When you think Stonehenge, you think magic and fairy woods. You think rituals, possible sacrifices, Gods, giants - because really who else could have moved those massive rocks to this location? To discover Stonehenge, you should walk on a muddy trail, a thick forest should shadow your steps whilst becoming denser and darker. The trees, taller now, should be oppressive in their glory. Your surroundings would turn dead silent and you’d think of going back but couldn’t. As your steps would falter and slow you’d feel yourself being pulled by a force that you can’t see and can’t explain. You’d lift your hands to part the branches blocking your way and you’d see it; a perfect circle of light yet a structure so alien to its surroundings. You would brush one stone with the tip of your fingers and…

And nothing. Nope. Not even the trees. Even if my imagination were to place it in a flat field, your road would still be dark and lighted by the stars, something romantic but slightly sinister. In this case, reality truly kills fiction.

The site was one flat expense of green grass and there, framed by two perpendicular roads, stood our mysterious prehistoric monument - flanked by tourists and cameras, the mysterious part was nowhere to be seen.

One of my hopes whilst in the United Kingdom was to go visit the solemn Stonehenge site. Unfortunately, if there ever was anything grandiose about it in Olden days, there is nothing grandiose about it today. The sound of cars rushing passed made sure of that.

We had driven from Birmingham, my roommate and I, deciding on a day trip out of the city. On our way, we had stopped for lunch in Oxford. It was spring and I can still remember the beauty of the streets lined up with blooming blossom trees. Pink petals adorned the scenery as we walked sandwiches in hand.

I wanted to walk beneath the shadows of the stones feeling their unexplained presence and get hit by a dramatic ray of sunlight - I’ve got a very detailed imagination.

We reached Stonehenge a few hours later. The site was one flat expense of green grass and there, framed by two perpendicular roads, stood our mysterious prehistoric monument - flanked by tourists and cameras, the mysterious part was nowhere to be seen. We parked and entered a ticket office where we declined the offered audio guide. Closer, we noticed that a security cable surrounded the stone circle preventing the crowd from getting too close. As understandable as was the prevention, the site caretakers probably seeing the stones decay under a curious crowd’s too close examination, the whole experience remained deeply unsatisfying.

In my childhood, I had read fiction novels of old Britain and its Druids, philosophers and wizards of this faraway land. Although Stonehenge’s use is still unknown albeit multiple theories, my own ideas remained more magical, more impressive. I wanted to walk beneath the shadows of the stones feeling their unexplained presence and get hit by a dramatic ray of sunlight - I’ve got a very detailed imagination.

We left Stonehenge behind with none of our questions answered and none of our hopes met. The crowd continued to bend and stretch themselves above the security line to get the best shots.
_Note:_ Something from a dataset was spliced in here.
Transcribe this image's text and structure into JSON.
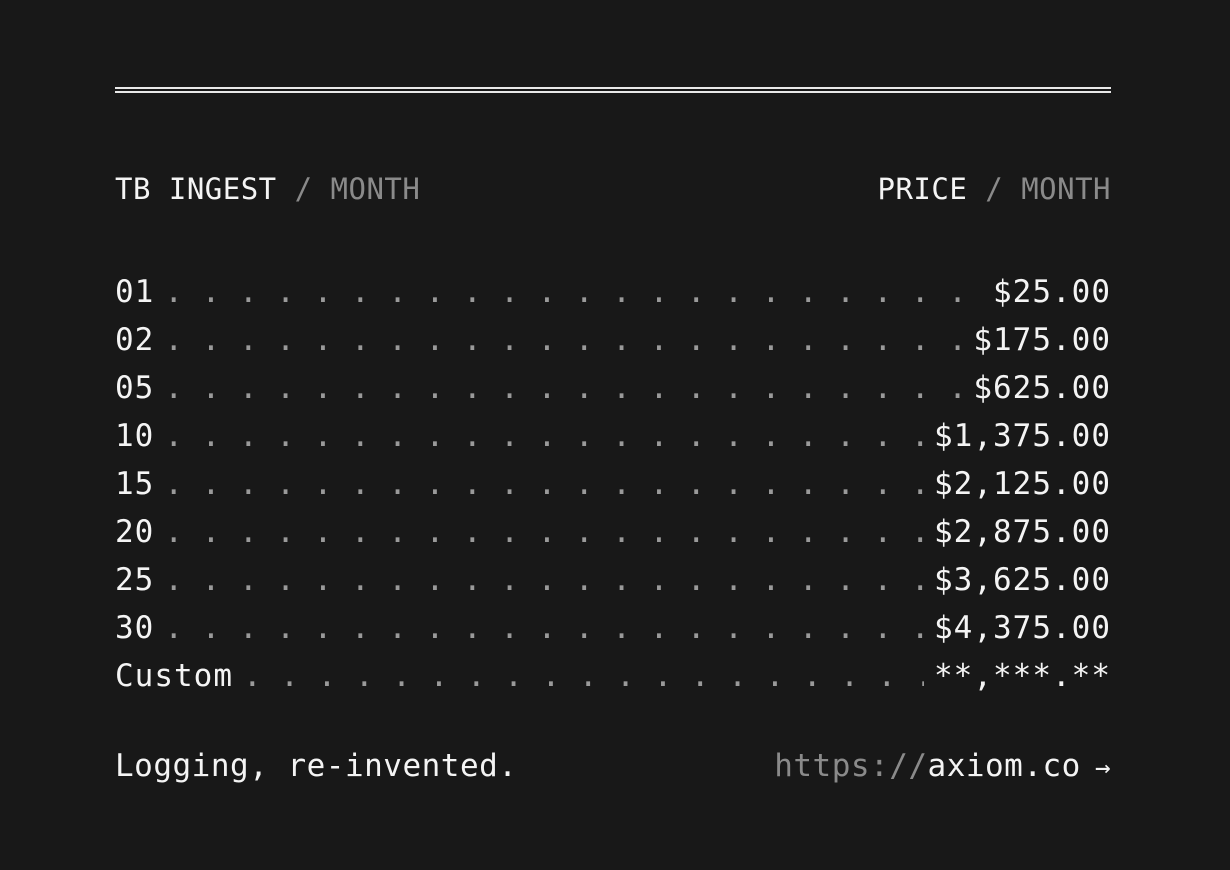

One particular silhouette stays in mind, its body stretching in a ridiculous position hoping for a selfie. We drove away.

             

The Writer

I write stuff for fun, if it was for a living I would be homeless.

Find out more about me, Stefanie, here.

Quotes

My fear of flying starts as soon as I buckle myself in and then the guy up front mumbles a few unintelligible words then before I know it I’m thrust into the back of my seat by acceleration that seems way too fast and the rest of the trip is an endless nightmare of turbulence, of near misses. And then the cabbie drops me off at the airport. Dennis Miller